(Entries from a dataset of interfaces)
==========
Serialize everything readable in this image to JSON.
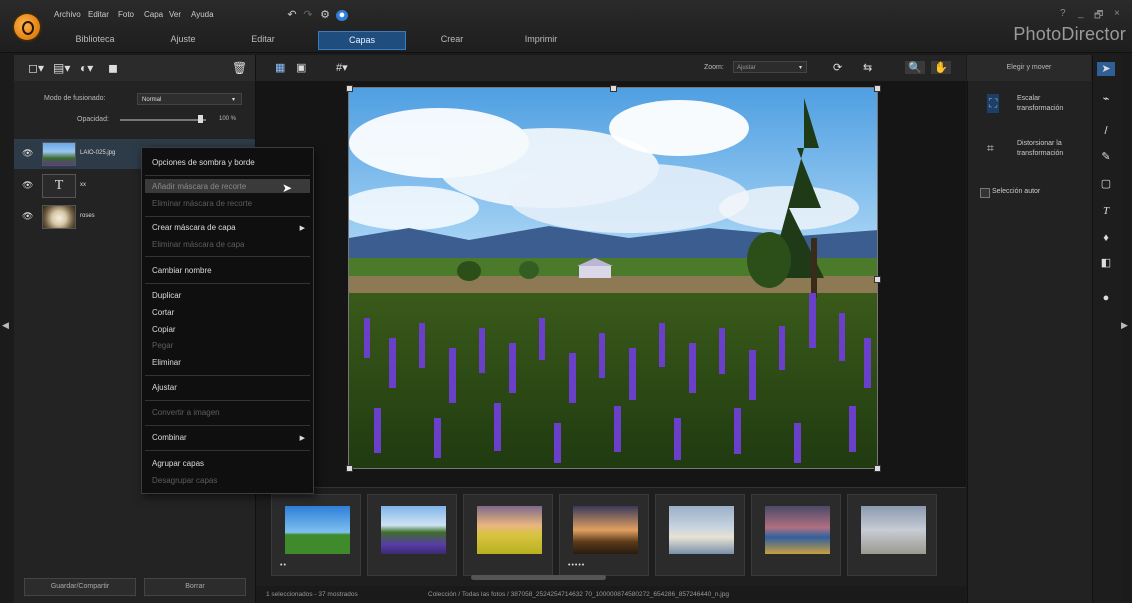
{
  "app": {
    "title": "PhotoDirector"
  },
  "menu": [
    "Archivo",
    "Editar",
    "Foto",
    "Capa",
    "Ver",
    "Ayuda"
  ],
  "tabs": [
    {
      "label": "Biblioteca",
      "active": false
    },
    {
      "label": "Ajuste",
      "active": false
    },
    {
      "label": "Editar",
      "active": false
    },
    {
      "label": "Capas",
      "active": true
    },
    {
      "label": "Crear",
      "active": false
    },
    {
      "label": "Imprimir",
      "active": false
    }
  ],
  "window_controls": {
    "help": "?",
    "minimize": "_",
    "maximize": "🗗",
    "close": "×"
  },
  "layers_panel": {
    "blend_label": "Modo de fusionado:",
    "blend_value": "Normal",
    "opacity_label": "Opacidad:",
    "opacity_value": "100 %",
    "opacity": 1.0,
    "layers": [
      {
        "name": "LAIO-025.jpg",
        "selected": true
      },
      {
        "name": "xx",
        "selected": false
      },
      {
        "name": "roses",
        "selected": false
      }
    ],
    "save_share": "Guardar/Compartir",
    "reset": "Borrar"
  },
  "context_menu": {
    "items": [
      {
        "label": "Opciones de sombra y borde",
        "disabled": false
      },
      {
        "label": "Añadir máscara de recorte",
        "disabled": true,
        "highlighted": true
      },
      {
        "label": "Eliminar máscara de recorte",
        "disabled": true
      },
      {
        "label": "Crear máscara de capa",
        "disabled": false,
        "submenu": true
      },
      {
        "label": "Eliminar máscara de capa",
        "disabled": true
      },
      {
        "label": "Cambiar nombre",
        "disabled": false
      },
      {
        "label": "Duplicar",
        "disabled": false
      },
      {
        "label": "Cortar",
        "disabled": false
      },
      {
        "label": "Copiar",
        "disabled": false
      },
      {
        "label": "Pegar",
        "disabled": true
      },
      {
        "label": "Eliminar",
        "disabled": false
      },
      {
        "label": "Ajustar",
        "disabled": false
      },
      {
        "label": "Convertir a imagen",
        "disabled": true
      },
      {
        "label": "Combinar",
        "disabled": false,
        "submenu": true
      },
      {
        "label": "Agrupar capas",
        "disabled": false
      },
      {
        "label": "Desagrupar capas",
        "disabled": true
      }
    ],
    "submenu_arrow": "▶"
  },
  "viewer": {
    "zoom_label": "Zoom:",
    "zoom_value": "Ajustar"
  },
  "filmstrip": {
    "thumbs": [
      {
        "name": "blue-sky-field",
        "dots": "••"
      },
      {
        "name": "lavender-field",
        "dots": ""
      },
      {
        "name": "yellow-field",
        "dots": ""
      },
      {
        "name": "castle-sunset",
        "dots": "•••••"
      },
      {
        "name": "coast",
        "dots": ""
      },
      {
        "name": "harbor-night",
        "dots": ""
      },
      {
        "name": "ruins",
        "dots": ""
      }
    ]
  },
  "status": {
    "selection": "1 seleccionados - 37 mostrados",
    "path": "Colección / Todas las fotos / 387058_2524254714632 70_100000874580272_654286_857246440_n.jpg"
  },
  "right_panel": {
    "header": "Elegir y mover",
    "items": [
      {
        "label": "Escalar transformación"
      },
      {
        "label": "Distorsionar la transformación"
      }
    ],
    "auto_select": "Selección autor"
  }
}
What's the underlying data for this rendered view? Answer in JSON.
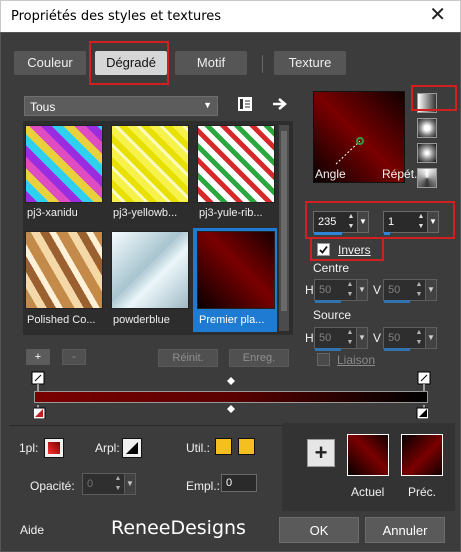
{
  "window": {
    "title": "Propriétés des styles et textures",
    "close_glyph": "✕"
  },
  "tabs": [
    {
      "label": "Couleur"
    },
    {
      "label": "Dégradé"
    },
    {
      "label": "Motif"
    },
    {
      "label": "Texture"
    }
  ],
  "library": {
    "category": "Tous",
    "items": [
      {
        "label": "pj3-xanidu"
      },
      {
        "label": "pj3-yellowb..."
      },
      {
        "label": "pj3-yule-rib..."
      },
      {
        "label": "Polished Co..."
      },
      {
        "label": "powderblue"
      },
      {
        "label": "Premier pla..."
      }
    ],
    "add_label": "+",
    "remove_label": "-",
    "reset_label": "Réinit.",
    "save_label": "Enreg."
  },
  "settings": {
    "angle_label": "Angle",
    "angle_value": "235",
    "repeat_label": "Répét.",
    "repeat_value": "1",
    "invert_label": "Invers",
    "invert_checked": true,
    "center_label": "Centre",
    "center_h_label": "H",
    "center_h_value": "50",
    "center_v_label": "V",
    "center_v_value": "50",
    "source_label": "Source",
    "source_h_label": "H",
    "source_h_value": "50",
    "source_v_label": "V",
    "source_v_value": "50",
    "link_label": "Liaison"
  },
  "bottom": {
    "first_plane_label": "1pl:",
    "back_plane_label": "Arpl:",
    "use_label": "Util.:",
    "opacity_label": "Opacité:",
    "opacity_value": "0",
    "location_label": "Empl.:",
    "location_value": "0",
    "current_label": "Actuel",
    "previous_label": "Préc.",
    "plus_label": "+"
  },
  "footer": {
    "help_label": "Aide",
    "watermark": "ReneeDesigns",
    "ok_label": "OK",
    "cancel_label": "Annuler"
  },
  "colors": {
    "accent": "#2f86d6",
    "highlight": "#d21f1f",
    "gradient_dark_red": "#7a0000",
    "gradient_black": "#0a0000",
    "swatch_yellow": "#f4c020"
  },
  "icons": [
    "library-icon",
    "arrow-right-icon",
    "sunburst-style-icon",
    "rectangular-style-icon",
    "radial-style-icon",
    "linear-style-icon",
    "checkbox-check-icon"
  ]
}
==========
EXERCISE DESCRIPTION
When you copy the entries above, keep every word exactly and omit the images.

WRITTEN ANSWER
Serialize everything readable in this image to JSON.
{
  "app": {
    "title": "PhotoDirector"
  },
  "menu": [
    "Archivo",
    "Editar",
    "Foto",
    "Capa",
    "Ver",
    "Ayuda"
  ],
  "tabs": [
    {
      "label": "Biblioteca",
      "active": false
    },
    {
      "label": "Ajuste",
      "active": false
    },
    {
      "label": "Editar",
      "active": false
    },
    {
      "label": "Capas",
      "active": true
    },
    {
      "label": "Crear",
      "active": false
    },
    {
      "label": "Imprimir",
      "active": false
    }
  ],
  "window_controls": {
    "help": "?",
    "minimize": "_",
    "maximize": "🗗",
    "close": "×"
  },
  "layers_panel": {
    "blend_label": "Modo de fusionado:",
    "blend_value": "Normal",
    "opacity_label": "Opacidad:",
    "opacity_value": "100 %",
    "opacity": 1.0,
    "layers": [
      {
        "name": "LAIO-025.jpg",
        "selected": true
      },
      {
        "name": "xx",
        "selected": false
      },
      {
        "name": "roses",
        "selected": false
      }
    ],
    "save_share": "Guardar/Compartir",
    "reset": "Borrar"
  },
  "context_menu": {
    "items": [
      {
        "label": "Opciones de sombra y borde",
        "disabled": false
      },
      {
        "label": "Añadir máscara de recorte",
        "disabled": true,
        "highlighted": true
      },
      {
        "label": "Eliminar máscara de recorte",
        "disabled": true
      },
      {
        "label": "Crear máscara de capa",
        "disabled": false,
        "submenu": true
      },
      {
        "label": "Eliminar máscara de capa",
        "disabled": true
      },
      {
        "label": "Cambiar nombre",
        "disabled": false
      },
      {
        "label": "Duplicar",
        "disabled": false
      },
      {
        "label": "Cortar",
        "disabled": false
      },
      {
        "label": "Copiar",
        "disabled": false
      },
      {
        "label": "Pegar",
        "disabled": true
      },
      {
        "label": "Eliminar",
        "disabled": false
      },
      {
        "label": "Ajustar",
        "disabled": false
      },
      {
        "label": "Convertir a imagen",
        "disabled": true
      },
      {
        "label": "Combinar",
        "disabled": false,
        "submenu": true
      },
      {
        "label": "Agrupar capas",
        "disabled": false
      },
      {
        "label": "Desagrupar capas",
        "disabled": true
      }
    ],
    "submenu_arrow": "▶"
  },
  "viewer": {
    "zoom_label": "Zoom:",
    "zoom_value": "Ajustar"
  },
  "filmstrip": {
    "thumbs": [
      {
        "name": "blue-sky-field",
        "dots": "••"
      },
      {
        "name": "lavender-field",
        "dots": ""
      },
      {
        "name": "yellow-field",
        "dots": ""
      },
      {
        "name": "castle-sunset",
        "dots": "•••••"
      },
      {
        "name": "coast",
        "dots": ""
      },
      {
        "name": "harbor-night",
        "dots": ""
      },
      {
        "name": "ruins",
        "dots": ""
      }
    ]
  },
  "status": {
    "selection": "1 seleccionados - 37 mostrados",
    "path": "Colección / Todas las fotos / 387058_2524254714632 70_100000874580272_654286_857246440_n.jpg"
  },
  "right_panel": {
    "header": "Elegir y mover",
    "items": [
      {
        "label": "Escalar transformación"
      },
      {
        "label": "Distorsionar la transformación"
      }
    ],
    "auto_select": "Selección autor"
  }
}
What's the underlying data for this rendered view? Answer in JSON.
{
  "window": {
    "title": "Propriétés des styles et textures",
    "close_glyph": "✕"
  },
  "tabs": [
    {
      "label": "Couleur"
    },
    {
      "label": "Dégradé"
    },
    {
      "label": "Motif"
    },
    {
      "label": "Texture"
    }
  ],
  "library": {
    "category": "Tous",
    "items": [
      {
        "label": "pj3-xanidu"
      },
      {
        "label": "pj3-yellowb..."
      },
      {
        "label": "pj3-yule-rib..."
      },
      {
        "label": "Polished Co..."
      },
      {
        "label": "powderblue"
      },
      {
        "label": "Premier pla..."
      }
    ],
    "add_label": "+",
    "remove_label": "-",
    "reset_label": "Réinit.",
    "save_label": "Enreg."
  },
  "settings": {
    "angle_label": "Angle",
    "angle_value": "235",
    "repeat_label": "Répét.",
    "repeat_value": "1",
    "invert_label": "Invers",
    "invert_checked": true,
    "center_label": "Centre",
    "center_h_label": "H",
    "center_h_value": "50",
    "center_v_label": "V",
    "center_v_value": "50",
    "source_label": "Source",
    "source_h_label": "H",
    "source_h_value": "50",
    "source_v_label": "V",
    "source_v_value": "50",
    "link_label": "Liaison"
  },
  "bottom": {
    "first_plane_label": "1pl:",
    "back_plane_label": "Arpl:",
    "use_label": "Util.:",
    "opacity_label": "Opacité:",
    "opacity_value": "0",
    "location_label": "Empl.:",
    "location_value": "0",
    "current_label": "Actuel",
    "previous_label": "Préc.",
    "plus_label": "+"
  },
  "footer": {
    "help_label": "Aide",
    "watermark": "ReneeDesigns",
    "ok_label": "OK",
    "cancel_label": "Annuler"
  },
  "colors": {
    "accent": "#2f86d6",
    "highlight": "#d21f1f",
    "gradient_dark_red": "#7a0000",
    "gradient_black": "#0a0000",
    "swatch_yellow": "#f4c020"
  },
  "icons": [
    "library-icon",
    "arrow-right-icon",
    "sunburst-style-icon",
    "rectangular-style-icon",
    "radial-style-icon",
    "linear-style-icon",
    "checkbox-check-icon"
  ]
}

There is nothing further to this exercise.